Monday, January 14, 2008
Gulf of Tonkin Will Be Tough to Repeat
by Ray McGovern
When the Tonkin Gulf incident took place in early August 1964, I was a journeyman CIA analyst in what Condoleezza Rice refers to as "the bowels of the agency."
As a current intelligence analyst responsible for Russian policy toward Southeast Asia and China, I worked very closely with those responsible for analysis of Vietnam and China.
Out of that experience I must say that, as much as one might be tempted to laugh at the bizarre, theatrical accounts of last week's incident involving small Iranian boats and U.S. naval ships in the Strait of Hormuz, this is – as my old Russian professor used to insist – nothing to laugh.
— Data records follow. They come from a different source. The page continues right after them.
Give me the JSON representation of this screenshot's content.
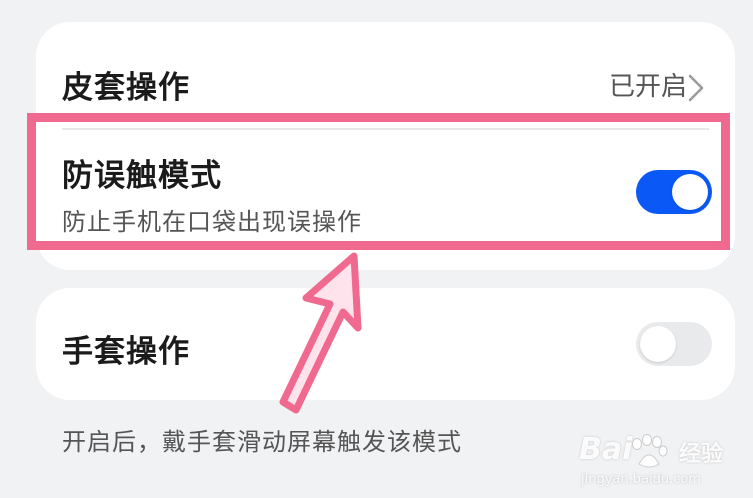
{
  "settings": {
    "case_operation": {
      "title": "皮套操作",
      "status": "已开启"
    },
    "anti_mistouch": {
      "title": "防误触模式",
      "subtitle": "防止手机在口袋出现误操作",
      "enabled": true
    },
    "glove_operation": {
      "title": "手套操作",
      "enabled": false,
      "description": "开启后，戴手套滑动屏幕触发该模式"
    }
  },
  "colors": {
    "toggle_on": "#0a59f7",
    "toggle_off": "#e9eaec",
    "highlight": "#f06a8f",
    "background": "#f1f2f4"
  },
  "watermark": {
    "logo": "Bai",
    "logo_suffix": "经验",
    "url": "jingyan.baidu.com"
  }
}
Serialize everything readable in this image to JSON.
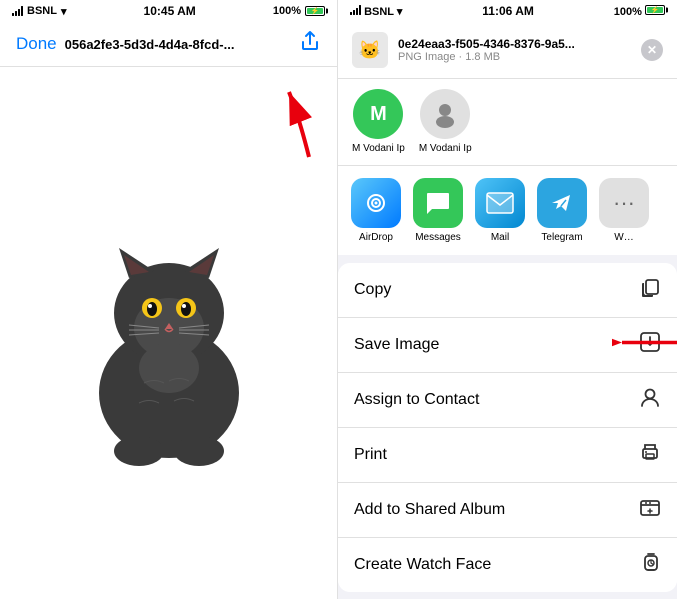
{
  "left": {
    "statusBar": {
      "carrier": "BSNL",
      "time": "10:45 AM",
      "batteryPercent": "100%"
    },
    "navBar": {
      "doneLabel": "Done",
      "fileName": "056a2fe3-5d3d-4d4a-8fcd-..."
    }
  },
  "right": {
    "statusBar": {
      "carrier": "BSNL",
      "time": "11:06 AM",
      "batteryPercent": "100%"
    },
    "shareSheet": {
      "fileTitle": "0e24eaa3-f505-4346-8376-9a5...",
      "fileType": "PNG Image · 1.8 MB",
      "contacts": [
        {
          "initial": "M",
          "name": "M Vodani Ip",
          "color": "green"
        },
        {
          "initial": "",
          "name": "M Vodani Ip",
          "whatsapp": true
        }
      ],
      "apps": [
        {
          "name": "AirDrop",
          "type": "airdrop"
        },
        {
          "name": "Messages",
          "type": "messages"
        },
        {
          "name": "Mail",
          "type": "mail"
        },
        {
          "name": "Telegram",
          "type": "telegram"
        }
      ],
      "actions": [
        {
          "label": "Copy",
          "icon": "📋"
        },
        {
          "label": "Save Image",
          "icon": "⬇",
          "hasArrow": true
        },
        {
          "label": "Assign to Contact",
          "icon": "👤"
        },
        {
          "label": "Print",
          "icon": "🖨"
        },
        {
          "label": "Add to Shared Album",
          "icon": "📁"
        },
        {
          "label": "Create Watch Face",
          "icon": "⌚"
        }
      ]
    }
  }
}
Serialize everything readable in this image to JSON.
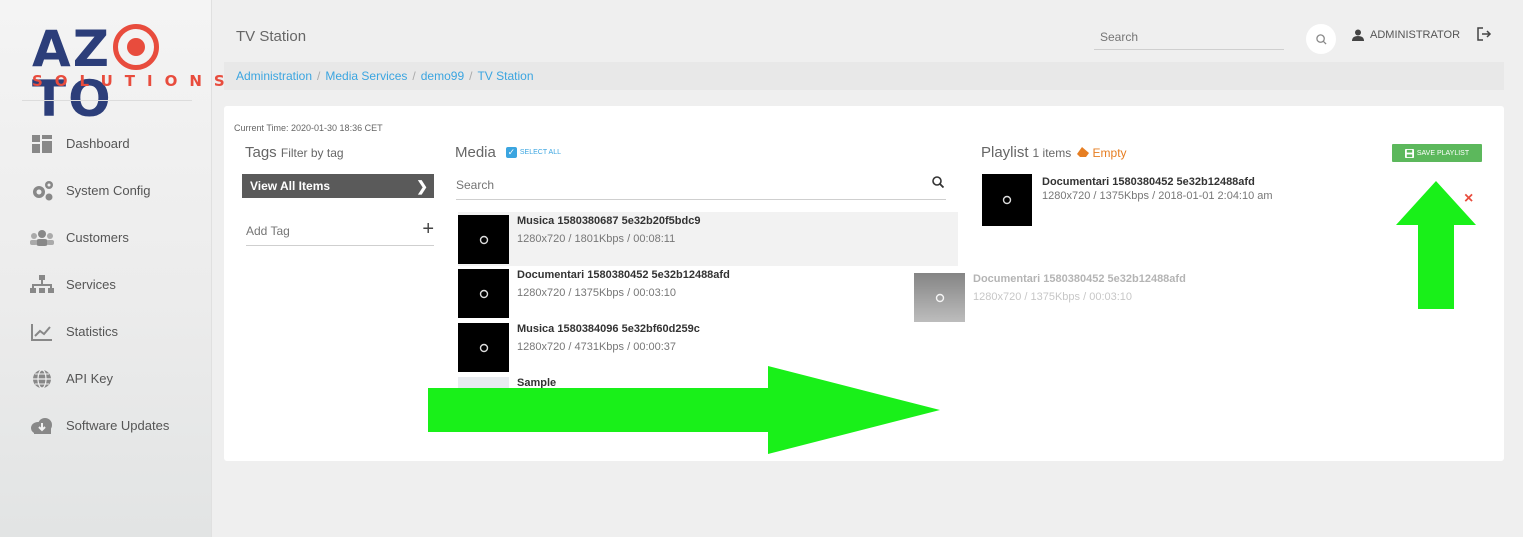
{
  "brand": {
    "name": "AZOTO",
    "tagline": "SOLUTIONS"
  },
  "sidebar": {
    "items": [
      {
        "label": "Dashboard",
        "icon": "dashboard-icon"
      },
      {
        "label": "System Config",
        "icon": "gears-icon"
      },
      {
        "label": "Customers",
        "icon": "users-icon"
      },
      {
        "label": "Services",
        "icon": "sitemap-icon"
      },
      {
        "label": "Statistics",
        "icon": "chart-icon"
      },
      {
        "label": "API Key",
        "icon": "globe-icon"
      },
      {
        "label": "Software Updates",
        "icon": "cloud-download-icon"
      }
    ]
  },
  "header": {
    "title": "TV Station",
    "search_placeholder": "Search",
    "user": "ADMINISTRATOR"
  },
  "breadcrumb": [
    "Administration",
    "Media Services",
    "demo99",
    "TV Station"
  ],
  "main": {
    "current_time": "Current Time: 2020-01-30 18:36 CET",
    "tags": {
      "title": "Tags",
      "subtitle": "Filter by tag",
      "view_all": "View All Items",
      "add_placeholder": "Add Tag",
      "add_symbol": "+"
    },
    "media": {
      "title": "Media",
      "select_all": "SELECT ALL",
      "search_placeholder": "Search",
      "items": [
        {
          "title": "Musica 1580380687 5e32b20f5bdc9",
          "meta": "1280x720 / 1801Kbps / 00:08:11"
        },
        {
          "title": "Documentari 1580380452 5e32b12488afd",
          "meta": "1280x720 / 1375Kbps / 00:03:10"
        },
        {
          "title": "Musica 1580384096 5e32bf60d259c",
          "meta": "1280x720 / 4731Kbps / 00:00:37"
        },
        {
          "title": "Sample",
          "meta": ""
        }
      ],
      "dragging": {
        "title": "Documentari 1580380452 5e32b12488afd",
        "meta": "1280x720 / 1375Kbps / 00:03:10"
      }
    },
    "playlist": {
      "title": "Playlist",
      "count": "1 items",
      "empty_label": "Empty",
      "save_label": "SAVE PLAYLIST",
      "items": [
        {
          "title": "Documentari 1580380452 5e32b12488afd",
          "meta": "1280x720 / 1375Kbps / 2018-01-01 2:04:10 am",
          "remove": "×"
        }
      ]
    }
  },
  "colors": {
    "accent_blue": "#3ba5e0",
    "brand_navy": "#2c3e7a",
    "brand_red": "#e84c3d",
    "save_green": "#5cb85c",
    "empty_orange": "#e67e22",
    "annotation_arrow": "#19f019"
  }
}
The situation is so reminiscent of what happened – and didn't happen – from Aug. 2-4, 1964, in the Gulf of Tonkin and in Washington, it is in no way funny.
At the time, the U.S. had about 16,000 troops in South Vietnam. The war that was "justified" by the Tonkin Gulf resolution of Aug. 7, 1964, led to a buildup of 535,000 U.S. troops in the late Sixties, 58,000 of whom were killed – not to mention the estimated 2 million Vietnamese who lost their lives by then and in the ensuing 10 years.
Ten years. How can our president speak so glibly about 10 more years of a U.S. armed presence in Iraq? He must not remember Vietnam.
Get the rest after the click ...
My comment: "He must not remember Vietnam." Do you suppose that might be a thinly veiled put-down directed at the head of an administration who never served in combat (though he says he did) ... or any of the others in that administration who, as Dick Cheney said of his absence from Vietnam service, "... had other priorities."
Read a little more about the Tonkin Gulf here.